A concern troll is a false flag pseudonym created by a user whose point of view is opposed to the one that the user’s sockpuppet claims to hold. The concern troll posts in web forums devoted to its declared point of view and attempts to sway the group’s actions or opinions while claiming to share their goals, but with professed “concerns”. The goal is to sow fear, uncertainty and doubt within the group.
For example, in 2006 Tad Furtado, a top staffer for then-Congressman Charlie Bass (R-NH), was caught posing as a “concerned” supporter of Bass’s opponent, Democrat Paul Hodes, on several liberal New Hampshire blogs, using the pseudonyms “IndieNH” or “IndyNH.” “IndyNH” expressed concern that Democrats might just be wasting their time or money on Hodes, because Bass was unbeatable.
A recently declassified World War II manual on sabotage recommends such techniques to derail any effective action: “Advocate ‘caution.’ Be ‘reasonable’ and urge your fellow-conferees to be ‘reasonable’ and avoid haste which might result in embarrassments or difficulties later on… Be worried about the propriety of any decision — raise the question of whether such action as is contemplated lies within the jurisdiction of the group or whether it might conflict with the policy of some higher echelon.” OSS Simple Sabotage Manual, pdf
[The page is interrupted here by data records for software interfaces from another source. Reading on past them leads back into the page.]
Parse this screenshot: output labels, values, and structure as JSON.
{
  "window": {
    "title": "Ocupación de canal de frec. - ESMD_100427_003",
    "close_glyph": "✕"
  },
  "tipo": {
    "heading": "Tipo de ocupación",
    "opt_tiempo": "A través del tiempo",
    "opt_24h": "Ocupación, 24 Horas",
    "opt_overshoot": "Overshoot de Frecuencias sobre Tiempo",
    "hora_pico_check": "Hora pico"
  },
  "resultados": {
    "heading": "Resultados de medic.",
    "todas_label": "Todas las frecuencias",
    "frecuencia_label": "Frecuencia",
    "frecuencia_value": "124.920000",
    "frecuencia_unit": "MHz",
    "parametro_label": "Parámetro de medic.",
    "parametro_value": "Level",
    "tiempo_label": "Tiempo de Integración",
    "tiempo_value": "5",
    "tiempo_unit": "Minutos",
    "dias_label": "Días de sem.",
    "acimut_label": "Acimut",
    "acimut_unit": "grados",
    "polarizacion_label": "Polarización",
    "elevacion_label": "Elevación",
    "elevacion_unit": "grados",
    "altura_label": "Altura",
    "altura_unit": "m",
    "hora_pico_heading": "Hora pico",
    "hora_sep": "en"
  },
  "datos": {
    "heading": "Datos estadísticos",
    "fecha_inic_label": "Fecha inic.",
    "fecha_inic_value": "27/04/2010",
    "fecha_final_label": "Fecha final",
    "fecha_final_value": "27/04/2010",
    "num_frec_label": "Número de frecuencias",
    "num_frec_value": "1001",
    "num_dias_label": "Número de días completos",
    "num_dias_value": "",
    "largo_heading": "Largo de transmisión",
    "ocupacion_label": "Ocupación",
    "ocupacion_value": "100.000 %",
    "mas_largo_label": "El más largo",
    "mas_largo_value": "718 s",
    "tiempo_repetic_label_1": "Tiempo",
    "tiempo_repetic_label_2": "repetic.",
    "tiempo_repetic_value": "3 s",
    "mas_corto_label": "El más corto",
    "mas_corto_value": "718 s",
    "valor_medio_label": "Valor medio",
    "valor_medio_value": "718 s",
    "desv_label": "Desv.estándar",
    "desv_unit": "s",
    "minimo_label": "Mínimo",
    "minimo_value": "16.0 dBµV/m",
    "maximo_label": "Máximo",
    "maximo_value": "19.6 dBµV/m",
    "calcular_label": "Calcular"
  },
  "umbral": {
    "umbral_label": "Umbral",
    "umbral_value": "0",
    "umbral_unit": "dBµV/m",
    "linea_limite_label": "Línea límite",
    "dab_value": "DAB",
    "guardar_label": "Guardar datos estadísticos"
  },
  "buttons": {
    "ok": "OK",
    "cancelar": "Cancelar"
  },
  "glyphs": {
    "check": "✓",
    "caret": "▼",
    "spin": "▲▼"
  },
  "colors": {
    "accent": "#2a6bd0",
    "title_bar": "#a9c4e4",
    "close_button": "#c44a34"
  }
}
Although the term “concern troll” originated in discussions of online behavior, it now sees increasing use to describe similar behaviors that take place offline.
For example, James Wolcott in Vanity Fair accused a conservative New York Daily News columnist of “concern troll” behavior in his efforts to downplay the Mark Foley scandal. Wolcott links what he calls concern trolls to Saul Alinsky’s “Do-Nothings,” giving a long quote from Alinsky on the Do-Nothing’s method and effects:
These Do-Nothings profess a commitment to social change for ideals of justice, equality, and opportunity, and then abstain from and discourage all effective action for change. They are known by their brand, ‘I agree with your ends but not your means.’
In a more recent example, The Hill published an op-ed piece titled “Dems: Ignore ‘Concern Trolls’.” Again, the concern trolls in question were not Internet participants; they were Republicans offering public advice and warnings to the Democrats. The author defines “concern trolling” as “offering a poisoned apple in the form of advice to political opponents that, if taken, would harm the recipient.”
It could have been worse.
You could have been RICK ROLLED